It also can be difficult for the young woman to ask her partner to use a condom, to schedule an appointment for contraception, or to take a contraceptive pill each day.
When these young women learn cognitive restructuring skills, they learn to think about things in a different way. This helps them live a healthier life. It teaches them to think of themselves as worthy to take self-care steps, Shrier says.
“We teach these skills through education, examples, and practice, prompted by the smartphone,” she explains. “The part about the smartphone is based on what young women say in their survey.”
Their messages are designed by their own responses about what they want these messages to be. For example, women can select messages that are in the first person, using the word, “I,” or in the second person, using the word, “you.” They can select messages that are more encouraging and validating, and there are different styles of messages to choose, Shrier says.

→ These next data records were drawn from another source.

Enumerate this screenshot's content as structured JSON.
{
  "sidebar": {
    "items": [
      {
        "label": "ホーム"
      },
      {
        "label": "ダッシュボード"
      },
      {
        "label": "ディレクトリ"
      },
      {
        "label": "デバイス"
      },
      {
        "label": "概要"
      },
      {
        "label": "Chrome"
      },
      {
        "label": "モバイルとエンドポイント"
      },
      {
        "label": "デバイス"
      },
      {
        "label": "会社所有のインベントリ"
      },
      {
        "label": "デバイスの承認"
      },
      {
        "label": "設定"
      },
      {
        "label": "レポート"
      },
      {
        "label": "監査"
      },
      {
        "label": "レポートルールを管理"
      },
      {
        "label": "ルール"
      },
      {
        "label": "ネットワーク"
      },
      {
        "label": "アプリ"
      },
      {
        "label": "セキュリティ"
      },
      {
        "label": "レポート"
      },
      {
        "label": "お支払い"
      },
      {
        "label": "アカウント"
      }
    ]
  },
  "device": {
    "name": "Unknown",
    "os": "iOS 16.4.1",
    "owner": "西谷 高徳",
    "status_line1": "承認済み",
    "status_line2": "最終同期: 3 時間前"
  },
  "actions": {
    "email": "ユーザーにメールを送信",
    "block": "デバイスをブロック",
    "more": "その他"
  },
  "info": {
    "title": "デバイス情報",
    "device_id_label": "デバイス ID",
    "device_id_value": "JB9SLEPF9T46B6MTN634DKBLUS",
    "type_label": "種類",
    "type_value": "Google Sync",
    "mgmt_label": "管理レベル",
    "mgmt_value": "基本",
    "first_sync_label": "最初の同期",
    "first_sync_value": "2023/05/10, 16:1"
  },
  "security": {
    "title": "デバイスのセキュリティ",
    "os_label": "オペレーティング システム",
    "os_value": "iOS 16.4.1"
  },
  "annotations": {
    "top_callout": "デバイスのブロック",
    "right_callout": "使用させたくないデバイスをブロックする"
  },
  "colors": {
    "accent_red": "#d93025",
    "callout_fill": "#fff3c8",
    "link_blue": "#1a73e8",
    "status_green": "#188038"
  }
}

“If a woman says she is really sad, she might get a message that encourages her to look at positive things in her life or to do things that help her feel good,” she says. “The messages can provide reminders that she is valuable, that she is worthy — depending on what she said in the survey.”
The messages continually encourage women to use the cognitive restructuring skills they learned. “We found in the pilot study that the young women who participated felt more confident in their ability to do that skill, and reported using that skill,” Shrier says. “All but one woman, who reported on the smartphone, had used the skill at least once. Many used it on more than one day.”
Women are taught to understand their own needs. “We assess their desire to have sex for mood-related reasons,” Shrier says. “People may be less safe in their choices if they are seeking out sexual encounters to feel valued or to feel loved; they might make compromises with themselves about partner choices or the use of contraception.”
The counseling sessions are designed to assess women’s confidence in using condoms and contraception. They focus on the interplay between depression and sexual risk, and also use motivational interviewing techniques, she says.
“Motivational interviewing may be very helpful in pregnancy- and disease-prevention interventions,” Shrier says. “In counseling, the young woman and counselor are identifying what type of behavior she wants to change. She develops a plan for change with the counselor.”
The counselor can be someone who regularly counsels on sexual and reproductive health. For the pilot study, counselors include a registered nurse and family nurse practitioner, but they could include someone with a master’s degree in social work who also performs case management, Shrier says.
One of the challenges — and the strengths — of the intervention is that it crosses areas of health, combining sexual and reproductive health with mental health.
“Finding people who have comfort with how to manage both of those areas, or at least be willing to learn both, is definitely a challenge,” Shrier says. “It takes a special person to do that. To help with that, we’ve made a manual of the counseling sessions, so someone could read the manual and deliver the intervention.”
The goal is to make the intervention widely available, Shrier says.
“We would only want to offer something to scale if we were really confident it would help people and if we had a robust understanding of risk and mitigation plans,” she adds.
Financial Disclosure: Consulting Editor Robert A. Hatcher, MD, MPH, Nurse Planner Melanie Deal, MS, WHNP-BC, FNP-BC, Author Melinda
Young, Editor Jill Drachenberg, Executive Editor Shelly Morrow Mark, and Editorial Group Manager Leslie Coplin report no consultant,
stockholder, speaker’s bureau, research, or other financial relationships with companies having ties to this field of study.